Well… ok… so… there are a couple of things you can do to optimise, but please do not get your hopes up. First, the batch.js output is a relic from an ancient past where the static resources were optimised differently than they are today. You can thank Microsoft / Internet Explorer for that.
The web resource manager, or page assembly manager, first determines which static assets need to be loaded based on the web resource context. Afterwards it will look at (shared) dependencies and create batches and super batches. You cannot change this process, and Jira/Confluence will continue to create these batches for the bulk of the static assets (either native assets, or other apps installed).
For your own app, you can do something. For instance, you can make use of the excellent atlassian-webresource-webpack-plugin.
If you combine this with webpack optimisation, and more specifically lazy loading (using the
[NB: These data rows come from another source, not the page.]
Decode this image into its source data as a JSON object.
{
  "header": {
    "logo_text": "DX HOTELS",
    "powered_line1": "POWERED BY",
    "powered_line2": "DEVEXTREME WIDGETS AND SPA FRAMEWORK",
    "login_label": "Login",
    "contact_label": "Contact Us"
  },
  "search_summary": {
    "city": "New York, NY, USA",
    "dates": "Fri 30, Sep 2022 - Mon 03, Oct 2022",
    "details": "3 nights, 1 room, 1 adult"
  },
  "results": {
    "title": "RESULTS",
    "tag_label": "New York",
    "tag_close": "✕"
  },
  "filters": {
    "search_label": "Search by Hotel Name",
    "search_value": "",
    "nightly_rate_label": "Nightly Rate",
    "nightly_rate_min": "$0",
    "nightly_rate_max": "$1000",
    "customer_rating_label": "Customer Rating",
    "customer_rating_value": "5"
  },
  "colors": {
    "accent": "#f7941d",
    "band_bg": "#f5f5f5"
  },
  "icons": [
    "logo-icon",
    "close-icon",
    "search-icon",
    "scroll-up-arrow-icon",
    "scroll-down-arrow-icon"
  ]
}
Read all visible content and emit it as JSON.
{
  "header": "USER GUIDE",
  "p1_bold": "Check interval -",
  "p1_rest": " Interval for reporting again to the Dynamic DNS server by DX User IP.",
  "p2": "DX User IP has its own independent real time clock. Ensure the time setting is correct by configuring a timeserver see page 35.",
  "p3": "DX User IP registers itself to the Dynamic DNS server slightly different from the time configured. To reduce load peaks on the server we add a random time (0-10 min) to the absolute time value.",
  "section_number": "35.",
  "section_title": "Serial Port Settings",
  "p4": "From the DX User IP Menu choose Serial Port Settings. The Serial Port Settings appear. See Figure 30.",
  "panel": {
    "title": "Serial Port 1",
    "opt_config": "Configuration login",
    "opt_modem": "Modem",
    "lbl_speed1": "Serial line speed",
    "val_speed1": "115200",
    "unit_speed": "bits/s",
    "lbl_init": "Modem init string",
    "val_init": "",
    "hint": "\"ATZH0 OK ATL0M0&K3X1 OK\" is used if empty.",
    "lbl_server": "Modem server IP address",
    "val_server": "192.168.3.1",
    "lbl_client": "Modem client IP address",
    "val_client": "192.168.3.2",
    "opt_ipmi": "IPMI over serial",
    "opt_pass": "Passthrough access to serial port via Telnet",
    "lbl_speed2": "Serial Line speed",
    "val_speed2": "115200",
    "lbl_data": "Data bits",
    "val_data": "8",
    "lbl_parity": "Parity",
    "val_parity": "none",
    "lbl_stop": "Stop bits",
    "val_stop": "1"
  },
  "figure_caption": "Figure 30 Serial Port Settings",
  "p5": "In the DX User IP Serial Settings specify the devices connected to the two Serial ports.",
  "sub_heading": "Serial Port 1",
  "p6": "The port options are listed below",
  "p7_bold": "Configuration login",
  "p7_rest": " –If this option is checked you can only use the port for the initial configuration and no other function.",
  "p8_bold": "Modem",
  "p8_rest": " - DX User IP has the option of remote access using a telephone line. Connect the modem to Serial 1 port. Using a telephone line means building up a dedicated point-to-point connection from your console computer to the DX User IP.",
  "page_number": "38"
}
import() method provided by webpack), you can actually make sure that your app static code is not going to further increase the batch.js as it will only contain the webpack runtime and a very minimal boot loader for your app. But that does require that you organise your code in a way that it is bundled correctly by webpack and that you use lazy loading strategically.